Within the climate debates, hierarchies have emerged through slightly different approaches. The concept of offsetting (or compensation) was first introduced in the Kyoto Protocol commitments for Annex I countries through the Joint Implementation and Clean Development Mechanism, two "flexible mechanisms" for developed countries to meet their emission reduction obligations under the Protocol. However, the Kyoto Protocol did not adequately incentivize developed countries to prioritize emission reductions over offsets.

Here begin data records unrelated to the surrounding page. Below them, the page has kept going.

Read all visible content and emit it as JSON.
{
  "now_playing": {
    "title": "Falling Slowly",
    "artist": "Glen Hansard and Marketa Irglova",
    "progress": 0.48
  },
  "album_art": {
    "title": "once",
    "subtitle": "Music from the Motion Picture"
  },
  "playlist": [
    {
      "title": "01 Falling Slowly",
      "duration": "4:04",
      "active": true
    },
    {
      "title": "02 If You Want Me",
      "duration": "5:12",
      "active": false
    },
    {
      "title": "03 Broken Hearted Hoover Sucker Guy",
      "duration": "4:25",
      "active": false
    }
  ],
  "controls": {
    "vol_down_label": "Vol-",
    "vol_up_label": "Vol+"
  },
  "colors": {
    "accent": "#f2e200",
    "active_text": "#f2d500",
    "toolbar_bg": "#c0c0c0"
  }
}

A step forward came in the introduction of the REDD+ program in 2005 under the United Nations Framework Convention on Climate Change (UNFCCC), which recognized the need to take action at the system scale, rather than small-scale forest offset projects, to tackle the drivers of deforestation and degradation.
The debate around reductions vs. compensation advanced further as climate science evolved and introduced the concept of large-scale "carbon dioxide removal" (CDR) in the IPCC's Fifth Assessment Report and further in the Special Report on 1.5C (SR1.5). At the same time, SR1.5 suggested an urgency for action to reduce emissions, reflecting that negative emissions at large scale were not likely to be achievable before 2040 and near-term emissions reductions must be steep (roughly halving global emissions by 2030).
Mitigation hierarchies and the order they bring are roadmaps to achieving the global goals and should guide societal and business plans. In the climate space, all of the desirable pathways within the IPCC models point to the need for fossil fuel emission reductions before carbon dioxide removal (from forests or technology). And the story is no different when we look to the IPBES global assessment on the state of biodiversity and ecosystem services. To continue to benefit from ecosystems—whether wood provisioning, disease regulation, or water filtration—we need to stop deforestation and habitat loss before we jump to "tree planting." Skipping over avoid and reduce to go straight to compensate is like submitting an extra credit project having turned in no previous assignments throughout the semester.
Every sector and every company has a role to play in supporting the pursuit of the global goals. Aligning corporate ambition with these international commitments is the measuring stick defining leadership, and mitigation hierarchies provide the roadmap to prioritize actions and timing. As companies develop their 2030 goals, prioritize avoid and reduce to align pathways with science and only then focus on "extra credit" compensation mechanisms.